Task directions =>
Set the records down again in full, with every word kept.

Segment Start: Information provided

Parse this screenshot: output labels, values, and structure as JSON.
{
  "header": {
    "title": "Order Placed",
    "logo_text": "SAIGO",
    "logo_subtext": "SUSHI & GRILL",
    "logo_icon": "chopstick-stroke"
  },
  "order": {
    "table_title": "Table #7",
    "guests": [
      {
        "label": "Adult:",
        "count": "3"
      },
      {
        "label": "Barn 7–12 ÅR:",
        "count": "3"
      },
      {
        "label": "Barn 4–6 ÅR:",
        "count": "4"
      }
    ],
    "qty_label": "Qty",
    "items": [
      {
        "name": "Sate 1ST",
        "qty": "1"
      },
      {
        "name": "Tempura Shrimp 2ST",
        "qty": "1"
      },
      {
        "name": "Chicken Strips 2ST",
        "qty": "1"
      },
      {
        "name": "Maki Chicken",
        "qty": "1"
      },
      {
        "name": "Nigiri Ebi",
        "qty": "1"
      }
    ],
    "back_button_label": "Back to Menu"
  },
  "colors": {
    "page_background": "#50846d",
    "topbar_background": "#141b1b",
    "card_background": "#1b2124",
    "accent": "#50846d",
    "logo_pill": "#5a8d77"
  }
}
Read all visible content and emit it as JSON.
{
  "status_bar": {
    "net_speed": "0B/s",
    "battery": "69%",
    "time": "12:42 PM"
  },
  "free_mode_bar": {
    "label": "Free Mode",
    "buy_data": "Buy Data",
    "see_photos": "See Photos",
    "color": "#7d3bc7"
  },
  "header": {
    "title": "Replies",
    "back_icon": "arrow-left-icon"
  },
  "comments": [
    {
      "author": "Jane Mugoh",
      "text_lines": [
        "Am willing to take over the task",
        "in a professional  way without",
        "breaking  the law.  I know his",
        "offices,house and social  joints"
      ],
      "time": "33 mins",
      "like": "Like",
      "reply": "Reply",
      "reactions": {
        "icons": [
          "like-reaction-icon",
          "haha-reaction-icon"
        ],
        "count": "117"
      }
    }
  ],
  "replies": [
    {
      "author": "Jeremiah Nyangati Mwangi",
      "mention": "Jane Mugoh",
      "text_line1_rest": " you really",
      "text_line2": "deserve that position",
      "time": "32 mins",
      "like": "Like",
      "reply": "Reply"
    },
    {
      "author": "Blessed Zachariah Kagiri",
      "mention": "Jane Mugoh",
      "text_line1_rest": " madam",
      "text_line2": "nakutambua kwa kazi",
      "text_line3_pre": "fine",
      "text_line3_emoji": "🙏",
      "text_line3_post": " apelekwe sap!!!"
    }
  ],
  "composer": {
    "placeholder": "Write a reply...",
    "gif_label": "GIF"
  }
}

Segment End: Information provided

Response for this exercise =>
Parse this screenshot: output labels, values, and structure as JSON.
{
  "header": {
    "title": "Order Placed",
    "logo_text": "SAIGO",
    "logo_subtext": "SUSHI & GRILL",
    "logo_icon": "chopstick-stroke"
  },
  "order": {
    "table_title": "Table #7",
    "guests": [
      {
        "label": "Adult:",
        "count": "3"
      },
      {
        "label": "Barn 7–12 ÅR:",
        "count": "3"
      },
      {
        "label": "Barn 4–6 ÅR:",
        "count": "4"
      }
    ],
    "qty_label": "Qty",
    "items": [
      {
        "name": "Sate 1ST",
        "qty": "1"
      },
      {
        "name": "Tempura Shrimp 2ST",
        "qty": "1"
      },
      {
        "name": "Chicken Strips 2ST",
        "qty": "1"
      },
      {
        "name": "Maki Chicken",
        "qty": "1"
      },
      {
        "name": "Nigiri Ebi",
        "qty": "1"
      }
    ],
    "back_button_label": "Back to Menu"
  },
  "colors": {
    "page_background": "#50846d",
    "topbar_background": "#141b1b",
    "card_background": "#1b2124",
    "accent": "#50846d",
    "logo_pill": "#5a8d77"
  }
}
Read all visible content and emit it as JSON.
{
  "status_bar": {
    "net_speed": "0B/s",
    "battery": "69%",
    "time": "12:42 PM"
  },
  "free_mode_bar": {
    "label": "Free Mode",
    "buy_data": "Buy Data",
    "see_photos": "See Photos",
    "color": "#7d3bc7"
  },
  "header": {
    "title": "Replies",
    "back_icon": "arrow-left-icon"
  },
  "comments": [
    {
      "author": "Jane Mugoh",
      "text_lines": [
        "Am willing to take over the task",
        "in a professional  way without",
        "breaking  the law.  I know his",
        "offices,house and social  joints"
      ],
      "time": "33 mins",
      "like": "Like",
      "reply": "Reply",
      "reactions": {
        "icons": [
          "like-reaction-icon",
          "haha-reaction-icon"
        ],
        "count": "117"
      }
    }
  ],
  "replies": [
    {
      "author": "Jeremiah Nyangati Mwangi",
      "mention": "Jane Mugoh",
      "text_line1_rest": " you really",
      "text_line2": "deserve that position",
      "time": "32 mins",
      "like": "Like",
      "reply": "Reply"
    },
    {
      "author": "Blessed Zachariah Kagiri",
      "mention": "Jane Mugoh",
      "text_line1_rest": " madam",
      "text_line2": "nakutambua kwa kazi",
      "text_line3_pre": "fine",
      "text_line3_emoji": "🙏",
      "text_line3_post": " apelekwe sap!!!"
    }
  ],
  "composer": {
    "placeholder": "Write a reply...",
    "gif_label": "GIF"
  }
}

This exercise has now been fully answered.